Website and app data records:
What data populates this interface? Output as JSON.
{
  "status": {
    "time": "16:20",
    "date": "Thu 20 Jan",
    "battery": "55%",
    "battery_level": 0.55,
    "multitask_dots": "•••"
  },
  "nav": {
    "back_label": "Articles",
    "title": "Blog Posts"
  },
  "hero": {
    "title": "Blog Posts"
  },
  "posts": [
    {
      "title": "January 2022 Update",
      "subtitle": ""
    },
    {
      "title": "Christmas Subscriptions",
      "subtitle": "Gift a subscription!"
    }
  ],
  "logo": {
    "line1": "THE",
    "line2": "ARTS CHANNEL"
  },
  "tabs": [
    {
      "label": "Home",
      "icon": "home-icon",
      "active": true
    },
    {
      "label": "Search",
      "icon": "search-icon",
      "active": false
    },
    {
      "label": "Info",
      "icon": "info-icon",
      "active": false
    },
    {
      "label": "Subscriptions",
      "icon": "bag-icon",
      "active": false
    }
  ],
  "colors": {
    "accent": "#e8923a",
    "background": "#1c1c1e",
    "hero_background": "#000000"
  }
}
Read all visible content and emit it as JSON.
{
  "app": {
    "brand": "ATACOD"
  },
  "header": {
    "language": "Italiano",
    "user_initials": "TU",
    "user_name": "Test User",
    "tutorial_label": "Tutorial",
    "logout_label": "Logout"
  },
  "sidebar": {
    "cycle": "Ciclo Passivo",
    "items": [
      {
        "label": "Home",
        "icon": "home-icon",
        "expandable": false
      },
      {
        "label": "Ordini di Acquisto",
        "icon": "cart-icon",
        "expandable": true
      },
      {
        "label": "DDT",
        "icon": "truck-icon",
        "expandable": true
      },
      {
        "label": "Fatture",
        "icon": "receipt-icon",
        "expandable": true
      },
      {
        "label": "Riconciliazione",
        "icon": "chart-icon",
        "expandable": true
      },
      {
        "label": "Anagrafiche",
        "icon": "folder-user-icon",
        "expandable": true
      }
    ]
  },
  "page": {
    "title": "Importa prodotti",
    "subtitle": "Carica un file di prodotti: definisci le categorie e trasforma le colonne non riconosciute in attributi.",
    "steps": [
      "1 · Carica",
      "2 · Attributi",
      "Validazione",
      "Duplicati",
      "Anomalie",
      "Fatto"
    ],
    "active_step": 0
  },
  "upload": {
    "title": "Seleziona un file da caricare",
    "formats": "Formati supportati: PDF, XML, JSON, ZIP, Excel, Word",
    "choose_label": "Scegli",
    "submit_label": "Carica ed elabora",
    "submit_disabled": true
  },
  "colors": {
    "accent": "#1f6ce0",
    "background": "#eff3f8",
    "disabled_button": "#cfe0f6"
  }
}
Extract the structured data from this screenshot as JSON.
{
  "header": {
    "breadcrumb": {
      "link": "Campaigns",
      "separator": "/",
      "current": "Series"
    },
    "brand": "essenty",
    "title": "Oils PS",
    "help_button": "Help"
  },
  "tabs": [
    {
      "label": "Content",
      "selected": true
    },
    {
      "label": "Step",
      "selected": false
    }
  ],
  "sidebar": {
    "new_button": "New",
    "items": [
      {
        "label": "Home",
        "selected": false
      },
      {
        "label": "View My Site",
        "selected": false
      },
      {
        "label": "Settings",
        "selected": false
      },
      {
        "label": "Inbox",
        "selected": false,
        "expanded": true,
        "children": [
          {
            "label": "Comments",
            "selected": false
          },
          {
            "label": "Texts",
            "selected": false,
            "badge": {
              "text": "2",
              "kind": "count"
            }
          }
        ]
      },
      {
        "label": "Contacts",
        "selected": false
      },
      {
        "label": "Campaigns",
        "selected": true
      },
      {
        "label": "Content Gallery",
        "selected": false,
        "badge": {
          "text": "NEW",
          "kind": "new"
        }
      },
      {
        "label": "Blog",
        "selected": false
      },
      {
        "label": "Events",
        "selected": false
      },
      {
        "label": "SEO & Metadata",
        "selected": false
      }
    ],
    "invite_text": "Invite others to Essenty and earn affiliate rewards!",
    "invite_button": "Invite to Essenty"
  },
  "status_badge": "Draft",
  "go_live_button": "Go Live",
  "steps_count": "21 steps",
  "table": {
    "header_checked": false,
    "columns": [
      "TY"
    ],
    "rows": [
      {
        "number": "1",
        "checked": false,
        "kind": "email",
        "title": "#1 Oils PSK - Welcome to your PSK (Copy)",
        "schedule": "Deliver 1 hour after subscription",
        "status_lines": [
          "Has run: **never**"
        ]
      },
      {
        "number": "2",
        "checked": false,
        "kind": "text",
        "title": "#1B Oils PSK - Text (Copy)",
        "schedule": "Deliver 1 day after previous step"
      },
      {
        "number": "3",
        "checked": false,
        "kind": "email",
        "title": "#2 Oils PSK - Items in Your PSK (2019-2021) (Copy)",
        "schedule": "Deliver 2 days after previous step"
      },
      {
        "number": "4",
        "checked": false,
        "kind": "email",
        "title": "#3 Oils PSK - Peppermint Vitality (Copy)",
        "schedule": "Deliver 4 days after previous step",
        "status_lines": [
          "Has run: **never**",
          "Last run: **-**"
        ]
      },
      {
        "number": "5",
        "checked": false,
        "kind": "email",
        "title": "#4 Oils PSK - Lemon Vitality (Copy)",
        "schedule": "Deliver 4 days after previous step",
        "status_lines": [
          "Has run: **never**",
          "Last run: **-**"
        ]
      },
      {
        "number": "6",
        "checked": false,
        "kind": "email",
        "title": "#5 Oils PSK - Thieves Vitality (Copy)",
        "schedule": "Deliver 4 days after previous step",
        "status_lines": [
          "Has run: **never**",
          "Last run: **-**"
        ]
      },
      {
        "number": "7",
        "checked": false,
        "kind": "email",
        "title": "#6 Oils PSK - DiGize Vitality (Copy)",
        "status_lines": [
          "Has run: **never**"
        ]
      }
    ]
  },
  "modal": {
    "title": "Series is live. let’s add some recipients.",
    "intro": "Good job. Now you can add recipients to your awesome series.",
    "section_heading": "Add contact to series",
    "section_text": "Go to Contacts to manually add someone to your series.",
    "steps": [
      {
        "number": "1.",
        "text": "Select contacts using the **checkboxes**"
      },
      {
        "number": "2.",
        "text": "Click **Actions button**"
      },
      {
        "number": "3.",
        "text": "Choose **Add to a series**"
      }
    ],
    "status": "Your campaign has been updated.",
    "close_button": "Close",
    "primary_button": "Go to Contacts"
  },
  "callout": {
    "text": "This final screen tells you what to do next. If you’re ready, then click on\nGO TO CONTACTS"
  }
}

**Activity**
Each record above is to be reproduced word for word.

**Solution to this exercise**
What data populates this interface? Output as JSON.
{
  "status": {
    "time": "16:20",
    "date": "Thu 20 Jan",
    "battery": "55%",
    "battery_level": 0.55,
    "multitask_dots": "•••"
  },
  "nav": {
    "back_label": "Articles",
    "title": "Blog Posts"
  },
  "hero": {
    "title": "Blog Posts"
  },
  "posts": [
    {
      "title": "January 2022 Update",
      "subtitle": ""
    },
    {
      "title": "Christmas Subscriptions",
      "subtitle": "Gift a subscription!"
    }
  ],
  "logo": {
    "line1": "THE",
    "line2": "ARTS CHANNEL"
  },
  "tabs": [
    {
      "label": "Home",
      "icon": "home-icon",
      "active": true
    },
    {
      "label": "Search",
      "icon": "search-icon",
      "active": false
    },
    {
      "label": "Info",
      "icon": "info-icon",
      "active": false
    },
    {
      "label": "Subscriptions",
      "icon": "bag-icon",
      "active": false
    }
  ],
  "colors": {
    "accent": "#e8923a",
    "background": "#1c1c1e",
    "hero_background": "#000000"
  }
}
Read all visible content and emit it as JSON.
{
  "app": {
    "brand": "ATACOD"
  },
  "header": {
    "language": "Italiano",
    "user_initials": "TU",
    "user_name": "Test User",
    "tutorial_label": "Tutorial",
    "logout_label": "Logout"
  },
  "sidebar": {
    "cycle": "Ciclo Passivo",
    "items": [
      {
        "label": "Home",
        "icon": "home-icon",
        "expandable": false
      },
      {
        "label": "Ordini di Acquisto",
        "icon": "cart-icon",
        "expandable": true
      },
      {
        "label": "DDT",
        "icon": "truck-icon",
        "expandable": true
      },
      {
        "label": "Fatture",
        "icon": "receipt-icon",
        "expandable": true
      },
      {
        "label": "Riconciliazione",
        "icon": "chart-icon",
        "expandable": true
      },
      {
        "label": "Anagrafiche",
        "icon": "folder-user-icon",
        "expandable": true
      }
    ]
  },
  "page": {
    "title": "Importa prodotti",
    "subtitle": "Carica un file di prodotti: definisci le categorie e trasforma le colonne non riconosciute in attributi.",
    "steps": [
      "1 · Carica",
      "2 · Attributi",
      "Validazione",
      "Duplicati",
      "Anomalie",
      "Fatto"
    ],
    "active_step": 0
  },
  "upload": {
    "title": "Seleziona un file da caricare",
    "formats": "Formati supportati: PDF, XML, JSON, ZIP, Excel, Word",
    "choose_label": "Scegli",
    "submit_label": "Carica ed elabora",
    "submit_disabled": true
  },
  "colors": {
    "accent": "#1f6ce0",
    "background": "#eff3f8",
    "disabled_button": "#cfe0f6"
  }
}
Extract the structured data from this screenshot as JSON.
{
  "header": {
    "breadcrumb": {
      "link": "Campaigns",
      "separator": "/",
      "current": "Series"
    },
    "brand": "essenty",
    "title": "Oils PS",
    "help_button": "Help"
  },
  "tabs": [
    {
      "label": "Content",
      "selected": true
    },
    {
      "label": "Step",
      "selected": false
    }
  ],
  "sidebar": {
    "new_button": "New",
    "items": [
      {
        "label": "Home",
        "selected": false
      },
      {
        "label": "View My Site",
        "selected": false
      },
      {
        "label": "Settings",
        "selected": false
      },
      {
        "label": "Inbox",
        "selected": false,
        "expanded": true,
        "children": [
          {
            "label": "Comments",
            "selected": false
          },
          {
            "label": "Texts",
            "selected": false,
            "badge": {
              "text": "2",
              "kind": "count"
            }
          }
        ]
      },
      {
        "label": "Contacts",
        "selected": false
      },
      {
        "label": "Campaigns",
        "selected": true
      },
      {
        "label": "Content Gallery",
        "selected": false,
        "badge": {
          "text": "NEW",
          "kind": "new"
        }
      },
      {
        "label": "Blog",
        "selected": false
      },
      {
        "label": "Events",
        "selected": false
      },
      {
        "label": "SEO & Metadata",
        "selected": false
      }
    ],
    "invite_text": "Invite others to Essenty and earn affiliate rewards!",
    "invite_button": "Invite to Essenty"
  },
  "status_badge": "Draft",
  "go_live_button": "Go Live",
  "steps_count": "21 steps",
  "table": {
    "header_checked": false,
    "columns": [
      "TY"
    ],
    "rows": [
      {
        "number": "1",
        "checked": false,
        "kind": "email",
        "title": "#1 Oils PSK - Welcome to your PSK (Copy)",
        "schedule": "Deliver 1 hour after subscription",
        "status_lines": [
          "Has run: **never**"
        ]
      },
      {
        "number": "2",
        "checked": false,
        "kind": "text",
        "title": "#1B Oils PSK - Text (Copy)",
        "schedule": "Deliver 1 day after previous step"
      },
      {
        "number": "3",
        "checked": false,
        "kind": "email",
        "title": "#2 Oils PSK - Items in Your PSK (2019-2021) (Copy)",
        "schedule": "Deliver 2 days after previous step"
      },
      {
        "number": "4",
        "checked": false,
        "kind": "email",
        "title": "#3 Oils PSK - Peppermint Vitality (Copy)",
        "schedule": "Deliver 4 days after previous step",
        "status_lines": [
          "Has run: **never**",
          "Last run: **-**"
        ]
      },
      {
        "number": "5",
        "checked": false,
        "kind": "email",
        "title": "#4 Oils PSK - Lemon Vitality (Copy)",
        "schedule": "Deliver 4 days after previous step",
        "status_lines": [
          "Has run: **never**",
          "Last run: **-**"
        ]
      },
      {
        "number": "6",
        "checked": false,
        "kind": "email",
        "title": "#5 Oils PSK - Thieves Vitality (Copy)",
        "schedule": "Deliver 4 days after previous step",
        "status_lines": [
          "Has run: **never**",
          "Last run: **-**"
        ]
      },
      {
        "number": "7",
        "checked": false,
        "kind": "email",
        "title": "#6 Oils PSK - DiGize Vitality (Copy)",
        "status_lines": [
          "Has run: **never**"
        ]
      }
    ]
  },
  "modal": {
    "title": "Series is live. let’s add some recipients.",
    "intro": "Good job. Now you can add recipients to your awesome series.",
    "section_heading": "Add contact to series",
    "section_text": "Go to Contacts to manually add someone to your series.",
    "steps": [
      {
        "number": "1.",
        "text": "Select contacts using the **checkboxes**"
      },
      {
        "number": "2.",
        "text": "Click **Actions button**"
      },
      {
        "number": "3.",
        "text": "Choose **Add to a series**"
      }
    ],
    "status": "Your campaign has been updated.",
    "close_button": "Close",
    "primary_button": "Go to Contacts"
  },
  "callout": {
    "text": "This final screen tells you what to do next. If you’re ready, then click on\nGO TO CONTACTS"
  }
}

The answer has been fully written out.